----- Dataset -----

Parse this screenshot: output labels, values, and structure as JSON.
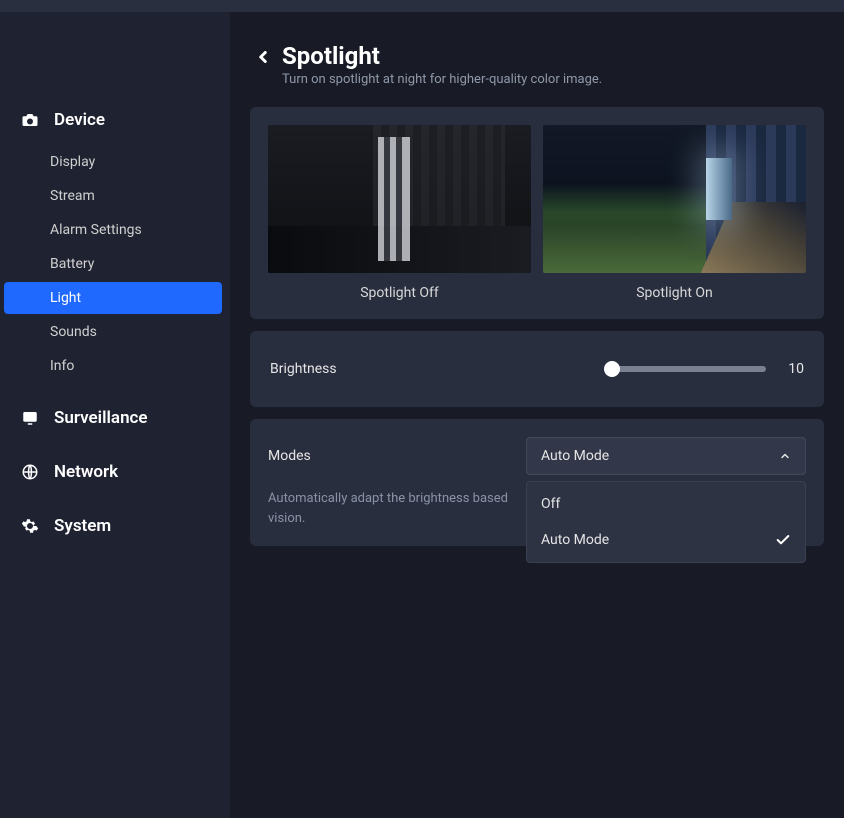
{
  "sidebar": {
    "sections": [
      {
        "label": "Device",
        "icon": "camera-icon",
        "expanded": true,
        "items": [
          {
            "label": "Display",
            "active": false
          },
          {
            "label": "Stream",
            "active": false
          },
          {
            "label": "Alarm Settings",
            "active": false
          },
          {
            "label": "Battery",
            "active": false
          },
          {
            "label": "Light",
            "active": true
          },
          {
            "label": "Sounds",
            "active": false
          },
          {
            "label": "Info",
            "active": false
          }
        ]
      },
      {
        "label": "Surveillance",
        "icon": "monitor-icon",
        "expanded": false,
        "items": []
      },
      {
        "label": "Network",
        "icon": "globe-icon",
        "expanded": false,
        "items": []
      },
      {
        "label": "System",
        "icon": "gear-icon",
        "expanded": false,
        "items": []
      }
    ]
  },
  "page": {
    "title": "Spotlight",
    "subtitle": "Turn on spotlight at night for higher-quality color image."
  },
  "previews": {
    "off_label": "Spotlight Off",
    "on_label": "Spotlight On"
  },
  "brightness": {
    "label": "Brightness",
    "value": "10"
  },
  "modes": {
    "label": "Modes",
    "selected": "Auto Mode",
    "options": [
      {
        "label": "Off",
        "checked": false
      },
      {
        "label": "Auto Mode",
        "checked": true
      }
    ],
    "description": "Automatically adapt the brightness based vision."
  }
}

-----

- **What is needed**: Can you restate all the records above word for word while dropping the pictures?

- **Result of the exercise**:
Parse this screenshot: output labels, values, and structure as JSON.
{
  "sidebar": {
    "sections": [
      {
        "label": "Device",
        "icon": "camera-icon",
        "expanded": true,
        "items": [
          {
            "label": "Display",
            "active": false
          },
          {
            "label": "Stream",
            "active": false
          },
          {
            "label": "Alarm Settings",
            "active": false
          },
          {
            "label": "Battery",
            "active": false
          },
          {
            "label": "Light",
            "active": true
          },
          {
            "label": "Sounds",
            "active": false
          },
          {
            "label": "Info",
            "active": false
          }
        ]
      },
      {
        "label": "Surveillance",
        "icon": "monitor-icon",
        "expanded": false,
        "items": []
      },
      {
        "label": "Network",
        "icon": "globe-icon",
        "expanded": false,
        "items": []
      },
      {
        "label": "System",
        "icon": "gear-icon",
        "expanded": false,
        "items": []
      }
    ]
  },
  "page": {
    "title": "Spotlight",
    "subtitle": "Turn on spotlight at night for higher-quality color image."
  },
  "previews": {
    "off_label": "Spotlight Off",
    "on_label": "Spotlight On"
  },
  "brightness": {
    "label": "Brightness",
    "value": "10"
  },
  "modes": {
    "label": "Modes",
    "selected": "Auto Mode",
    "options": [
      {
        "label": "Off",
        "checked": false
      },
      {
        "label": "Auto Mode",
        "checked": true
      }
    ],
    "description": "Automatically adapt the brightness based vision."
  }
}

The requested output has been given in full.